Nice job on the PR. I was a collegiate powerlifter, my best lift was the DL. While starting high isn't a problem itself, what may be happening is that your starting position is causing you to round the back early in the lift. It looked like your back rounded at the initial pull and stayed there until the legs locked out. When this happens (and it does to most people on a PR-weight lift) the effect is that the bar is forward of your leverage at the top of the lift and you stall. Sometimes you'll be able to muscle through it (especially if you concentrate on getting back on your heals when it stalls), sometimes not. The straighter you can keep your back, the better muscular leverage you'll have on the bar and also you'll be using glutes to lock out rather than the smaller back muscles.

Best way I know to help fix this is to lower the weight and work keeping the back flat and let the weight come back up on its own. In the end, you'll improve your form and your PR.

I've also had coaches prescribe squats to help break through DL plateaus as the squat punishes you more quickly for breaking form and rounding the back. A DL is just a squat with the bar in a different place. When I lifted competetively, a lot of the guys who squatted wide also took more of a sumo stance on the DL. The GHB idea posted above may also help with maintaining form.

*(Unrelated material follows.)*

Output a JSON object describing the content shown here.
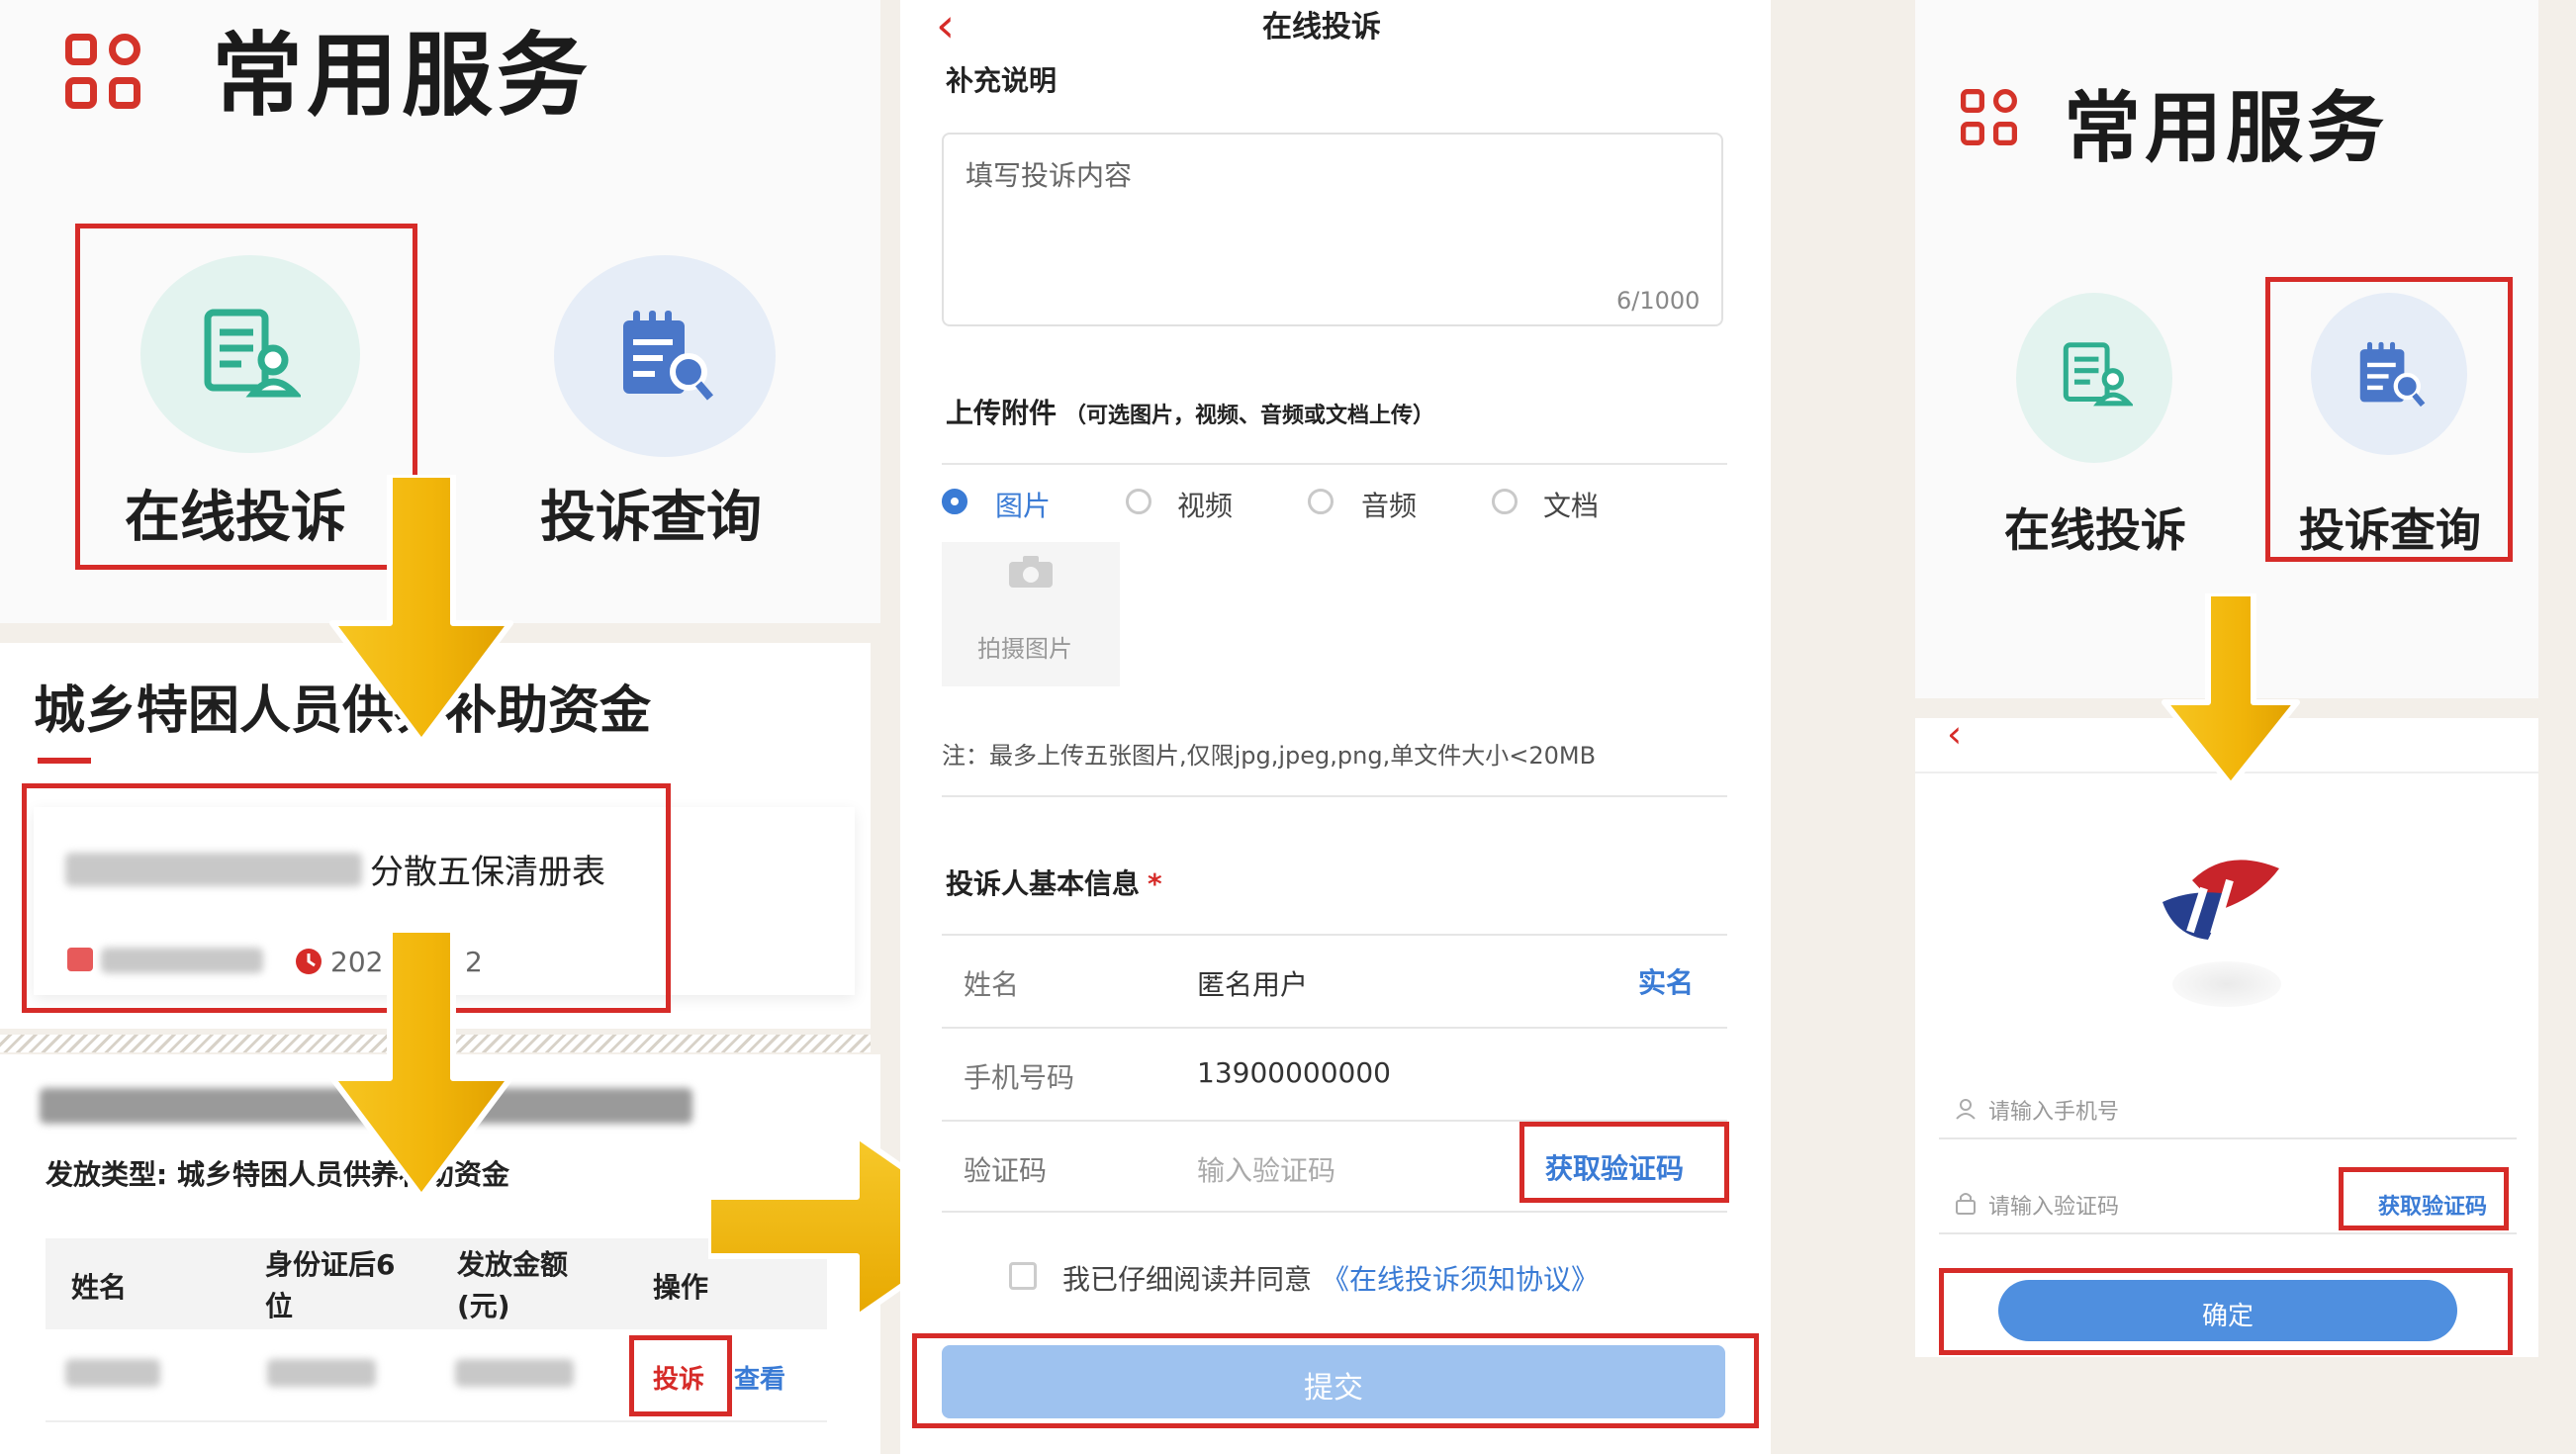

410 is a great lift! Let us know how it goes.

Best,
Scott